• **BRIEF**: Would you reproduce the data below exactly, please, leaving out its images?

• **PROVIDED DATA**:
+---+

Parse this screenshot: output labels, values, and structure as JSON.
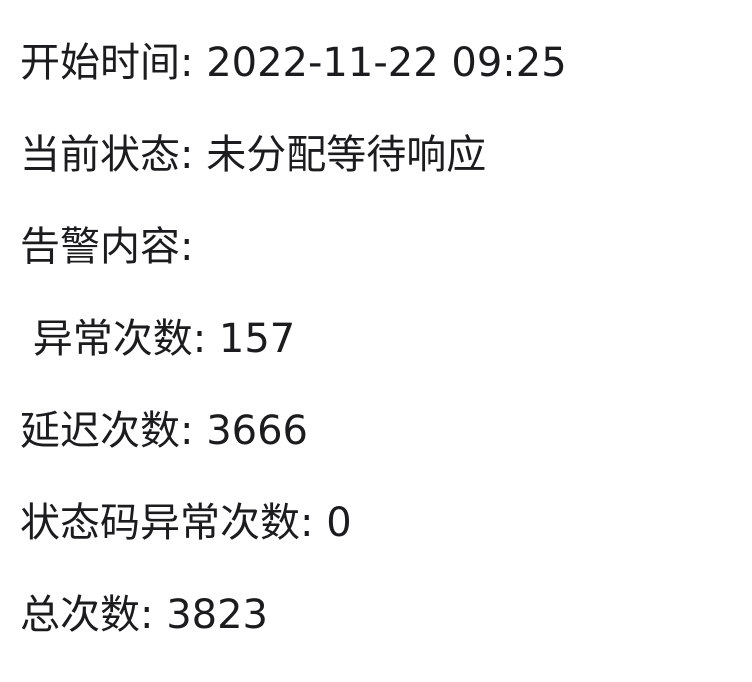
{
  "alert": {
    "start_time": "开始时间: 2022-11-22 09:25",
    "current_status": "当前状态: 未分配等待响应",
    "content_heading": "告警内容:",
    "error_count": " 异常次数: 157",
    "delay_count": "延迟次数: 3666",
    "status_code_error_count": "状态码异常次数: 0",
    "total_count": "总次数: 3823"
  }
}
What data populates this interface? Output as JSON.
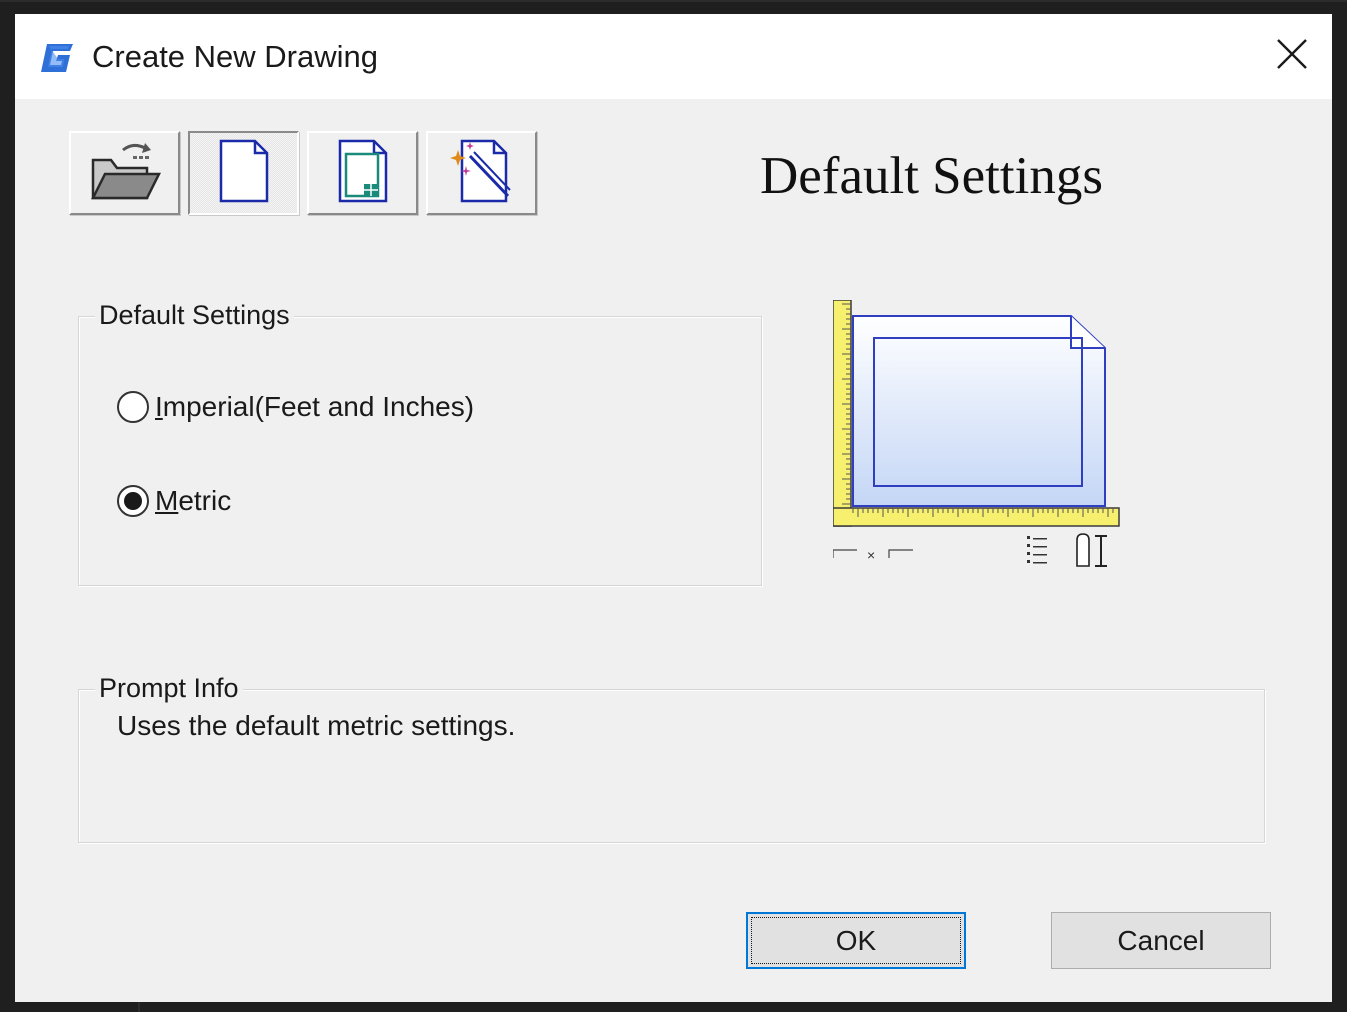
{
  "window": {
    "title": "Create New Drawing",
    "app_icon": "gstarcad-logo-icon",
    "close_icon": "close-icon"
  },
  "toolbar": {
    "buttons": [
      {
        "name": "open-drawing",
        "icon": "folder-open-icon",
        "pressed": false
      },
      {
        "name": "default-settings",
        "icon": "blank-page-icon",
        "pressed": true
      },
      {
        "name": "use-template",
        "icon": "template-page-icon",
        "pressed": false
      },
      {
        "name": "use-wizard",
        "icon": "wizard-page-icon",
        "pressed": false
      }
    ]
  },
  "heading": "Default Settings",
  "settings_group": {
    "legend": "Default Settings",
    "options": [
      {
        "mnemonic": "I",
        "rest": "mperial(Feet and Inches)",
        "selected": false
      },
      {
        "mnemonic": "M",
        "rest": "etric",
        "selected": true
      }
    ]
  },
  "prompt_group": {
    "legend": "Prompt Info",
    "text": "Uses the default metric settings."
  },
  "buttons": {
    "ok": "OK",
    "cancel": "Cancel"
  },
  "colors": {
    "accent": "#0078d7",
    "ruler_yellow": "#f6f06e",
    "page_outline": "#2f3fbf",
    "dialog_bg": "#f0f0f0"
  }
}
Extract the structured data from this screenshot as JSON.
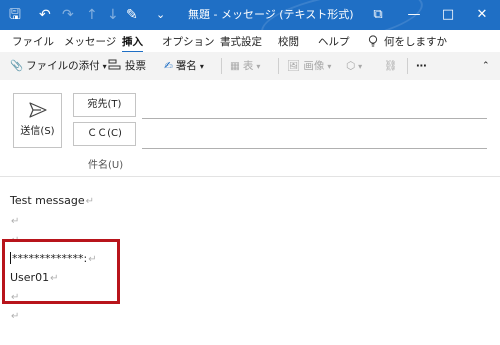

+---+

• **YOUR SOLUTION**:
Parse this screenshot: output labels, values, and structure as JSON.
{
  "alert": {
    "start_time": "开始时间: 2022-11-22 09:25",
    "current_status": "当前状态: 未分配等待响应",
    "content_heading": "告警内容:",
    "error_count": " 异常次数: 157",
    "delay_count": "延迟次数: 3666",
    "status_code_error_count": "状态码异常次数: 0",
    "total_count": "总次数: 3823"
  }
}
What data populates this interface? Output as JSON.
{
  "window": {
    "title": "Create New Drawing",
    "app_icon": "gstarcad-logo-icon",
    "close_icon": "close-icon"
  },
  "toolbar": {
    "buttons": [
      {
        "name": "open-drawing",
        "icon": "folder-open-icon",
        "pressed": false
      },
      {
        "name": "default-settings",
        "icon": "blank-page-icon",
        "pressed": true
      },
      {
        "name": "use-template",
        "icon": "template-page-icon",
        "pressed": false
      },
      {
        "name": "use-wizard",
        "icon": "wizard-page-icon",
        "pressed": false
      }
    ]
  },
  "heading": "Default Settings",
  "settings_group": {
    "legend": "Default Settings",
    "options": [
      {
        "mnemonic": "I",
        "rest": "mperial(Feet and Inches)",
        "selected": false
      },
      {
        "mnemonic": "M",
        "rest": "etric",
        "selected": true
      }
    ]
  },
  "prompt_group": {
    "legend": "Prompt Info",
    "text": "Uses the default metric settings."
  },
  "buttons": {
    "ok": "OK",
    "cancel": "Cancel"
  },
  "colors": {
    "accent": "#0078d7",
    "ruler_yellow": "#f6f06e",
    "page_outline": "#2f3fbf",
    "dialog_bg": "#f0f0f0"
  }
}
Extract the structured data from this screenshot as JSON.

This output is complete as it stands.